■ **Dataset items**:
==========

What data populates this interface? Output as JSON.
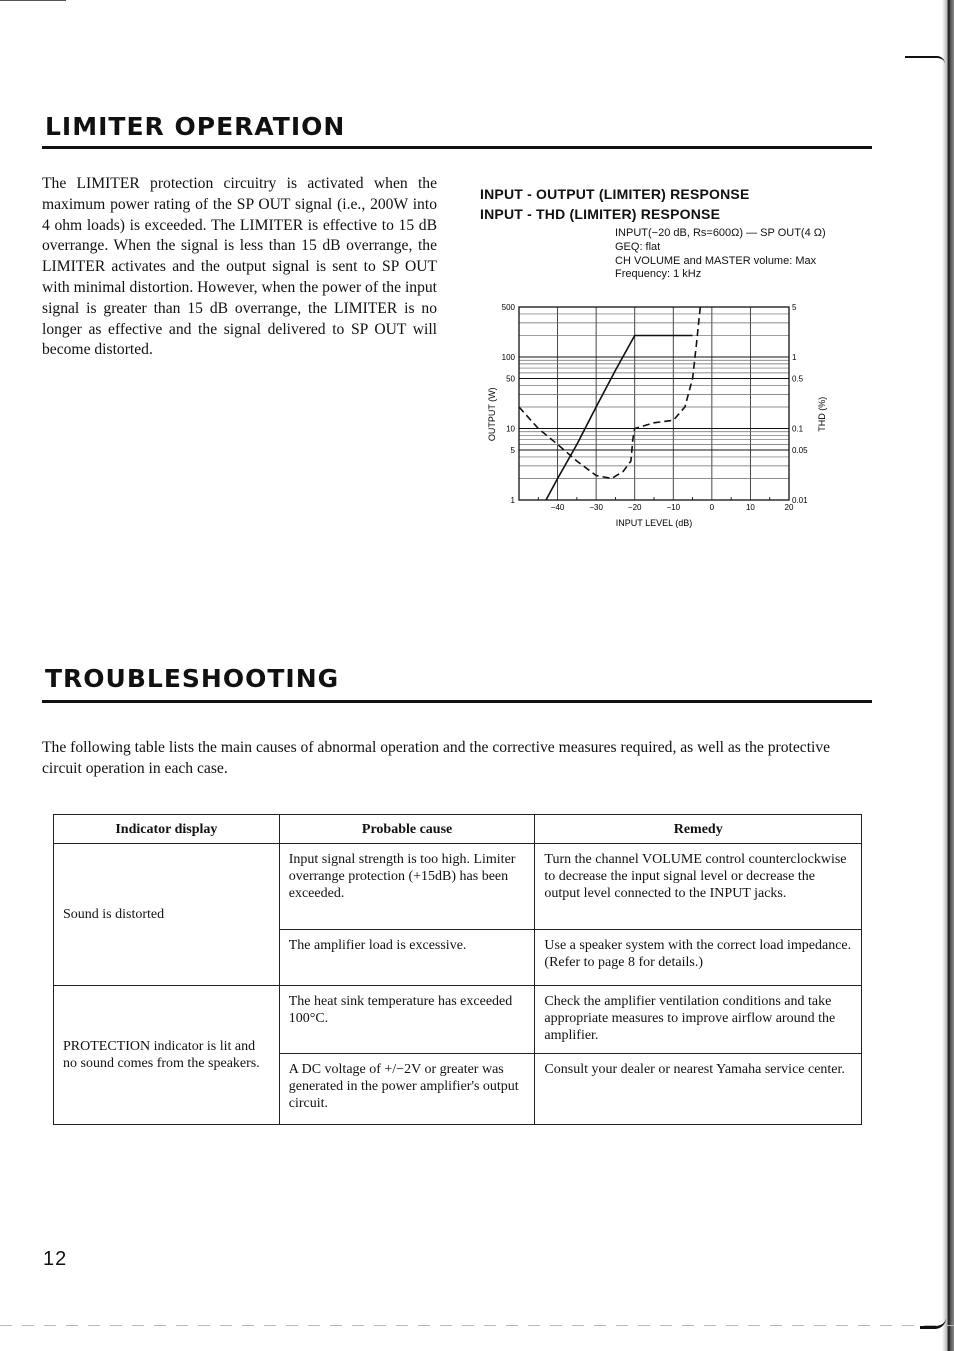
{
  "limiter_section": {
    "title": "LIMITER OPERATION",
    "body": "The LIMITER protection circuitry is activated when the maximum power rating of the SP OUT signal (i.e., 200W into 4 ohm loads) is exceeded. The LIMITER is effective to 15 dB overrange. When the signal is less than 15 dB overrange, the LIMITER activates and the output signal is sent to SP OUT with minimal distortion. However, when the power of the input signal is greater than 15 dB overrange, the LIMITER is no longer as effective and the signal delivered to SP OUT will become distorted."
  },
  "chart_headings": {
    "line1": "INPUT - OUTPUT (LIMITER) RESPONSE",
    "line2": "INPUT - THD (LIMITER) RESPONSE",
    "notes": [
      "INPUT(−20 dB, Rs=600Ω) — SP OUT(4 Ω)",
      "GEQ: flat",
      "CH VOLUME and MASTER volume: Max",
      "Frequency: 1 kHz"
    ]
  },
  "chart_data": {
    "type": "line",
    "title": "INPUT - OUTPUT (LIMITER) RESPONSE / INPUT - THD (LIMITER) RESPONSE",
    "xlabel": "INPUT LEVEL (dB)",
    "ylabel": "OUTPUT (W)",
    "y2label": "THD (%)",
    "xlim": [
      -50,
      20
    ],
    "ylim": [
      1,
      500
    ],
    "y2lim": [
      0.01,
      5
    ],
    "yscale": "log",
    "y2scale": "log",
    "grid": true,
    "x_ticks": [
      -40,
      -30,
      -20,
      -10,
      0,
      10,
      20
    ],
    "x_tick_labels": [
      "−40",
      "−30",
      "−20",
      "−10",
      "0",
      "10",
      "20"
    ],
    "y_ticks": [
      1,
      5,
      10,
      50,
      100,
      500
    ],
    "y_tick_labels": [
      "1",
      "5",
      "10",
      "50",
      "100",
      "500"
    ],
    "y2_ticks": [
      0.01,
      0.05,
      0.1,
      0.5,
      1,
      5
    ],
    "y2_tick_labels": [
      "0.01",
      "0.05",
      "0.1",
      "0.5",
      "1",
      "5"
    ],
    "series": [
      {
        "name": "Output (W)",
        "axis": "left",
        "style": "solid",
        "x": [
          -43,
          -40,
          -35,
          -30,
          -25,
          -20,
          -15,
          -10,
          -5
        ],
        "values": [
          1,
          2,
          6,
          20,
          65,
          200,
          200,
          200,
          200
        ]
      },
      {
        "name": "THD (%)",
        "axis": "right",
        "style": "dashed",
        "x": [
          -50,
          -45,
          -40,
          -35,
          -30,
          -26,
          -23,
          -21,
          -20.5,
          -20,
          -15,
          -10,
          -7,
          -5,
          -4,
          -3
        ],
        "values": [
          0.2,
          0.1,
          0.06,
          0.035,
          0.022,
          0.02,
          0.025,
          0.035,
          0.07,
          0.1,
          0.12,
          0.13,
          0.2,
          0.5,
          1.5,
          5
        ]
      }
    ]
  },
  "troubleshooting_section": {
    "title": "TROUBLESHOOTING",
    "intro": "The following table lists the main causes of abnormal operation and the corrective measures required, as well as the protective circuit operation in each case."
  },
  "table": {
    "headers": [
      "Indicator display",
      "Probable cause",
      "Remedy"
    ],
    "groups": [
      {
        "indicator": "Sound is distorted",
        "rows": [
          {
            "cause": "Input signal strength is too high. Limiter overrange protection (+15dB) has been exceeded.",
            "remedy": "Turn the channel VOLUME control counterclockwise to decrease the input signal level or decrease the output level connected to the INPUT jacks."
          },
          {
            "cause": "The amplifier load is excessive.",
            "remedy": "Use a speaker system with the correct load impedance. (Refer to page 8 for details.)"
          }
        ]
      },
      {
        "indicator": "PROTECTION indicator is lit and no sound comes from the speakers.",
        "rows": [
          {
            "cause": "The heat sink temperature has exceeded 100°C.",
            "remedy": "Check the amplifier ventilation conditions and take appropriate measures to improve airflow around the amplifier."
          },
          {
            "cause": "A DC voltage of +/−2V or greater was generated in the power amplifier's output circuit.",
            "remedy": "Consult your dealer or nearest Yamaha service center."
          }
        ]
      }
    ]
  },
  "page": {
    "number": "12"
  }
}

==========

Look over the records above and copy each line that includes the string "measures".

■ **OUTPUT OF THE TASK**:
    "intro": "The following table lists the main causes of abnormal operation and the corrective measures required, as well as the protective circuit operation in each case."
            "remedy": "Check the amplifier ventilation conditions and take appropriate measures to improve airflow around the amplifier."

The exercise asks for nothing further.